World War I was brewing, military organizations were in fashion and BadenPowell’s Boy Scout movement emigrated back to North America, where it slowly replaced the Seton Woodcraft Indians that had fathered it. Influential friends on both sides of the Atlantic urged Seton to seek recognition as the Boy Scout founder. One of them, Lord Northcliffe. publisher of the London Times, wrote to Seton: “No one acquainted with the facts has any doubt that you are the originator of the Boy Scout movement and have been unfairly treated by Baden-Powell.” He offered Seton the columns of the Times “to expose Baden-Powell’s imposture.”

But Seton was too interested in the scout movement to jeopardize its early years by engaging in a race for honors with Baden-Powell. It was probably the only fight in his life he ever declined. He told his defenders that “slow but reliable history" would some day give him the honor he had earned. But history never has.

Seton’s constant wandering on lecture tours and wilderness safaris was more than any marriage could endure. His thoroughly urbanized wife tried to keep up with him for a few years, then became a writer of travel books and began extensive travels of her own. They kept an estate at Greenwich, Conn., but were rarely there together. Their one child, Ann, also became a writer. Today, as Anya Seton, she is well known as the author of several best-selling historical novels, among them Dragonwyck, Katherine and the Winthrop Woman.

In 1930, explaining that “the call of the west was ever in my heart,” Seton moved to New Mexico where in the land of Lobo he built a sprawling stone castle and museum. Here, following a divorce, Seton married a second time in 1935 at the age of seventy-five. But his fabulous Seton Castle became a headquarters and not a home, because Seton remained a restless rolling stone to the end.

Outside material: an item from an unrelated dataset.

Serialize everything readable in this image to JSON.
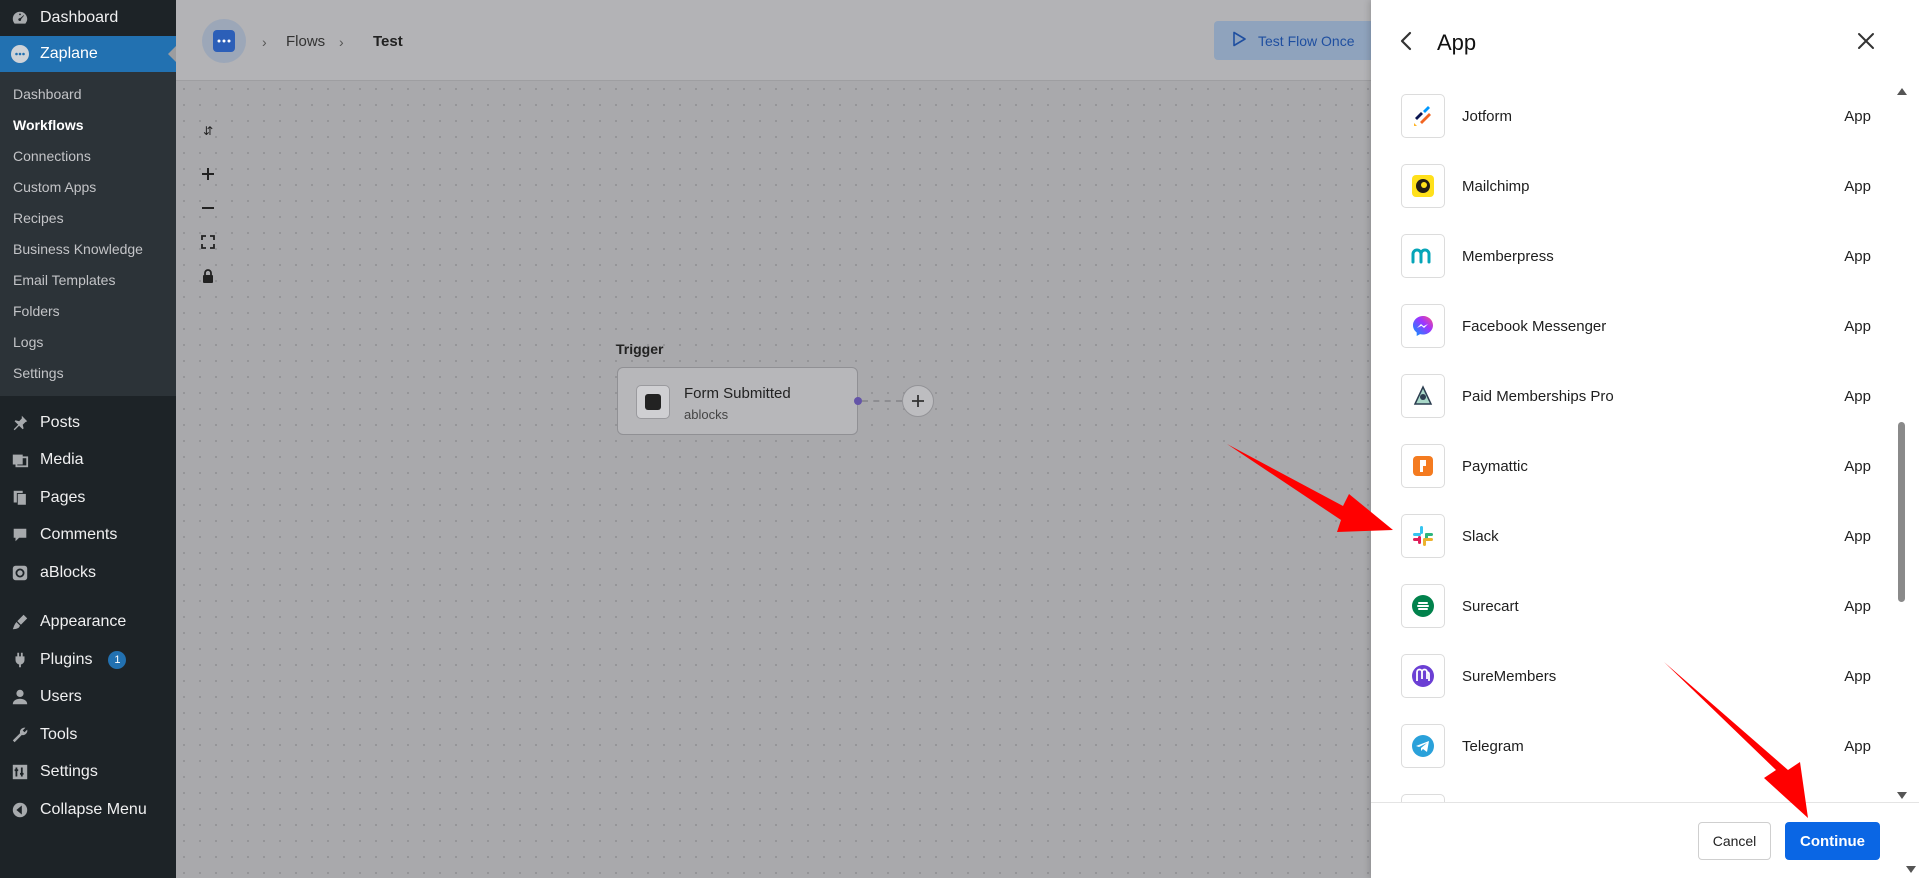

He died at eighty-six in October, 1946, a few days before he was to embark on a six-month, ten-thousand-mile lecture tour of the U. S. ★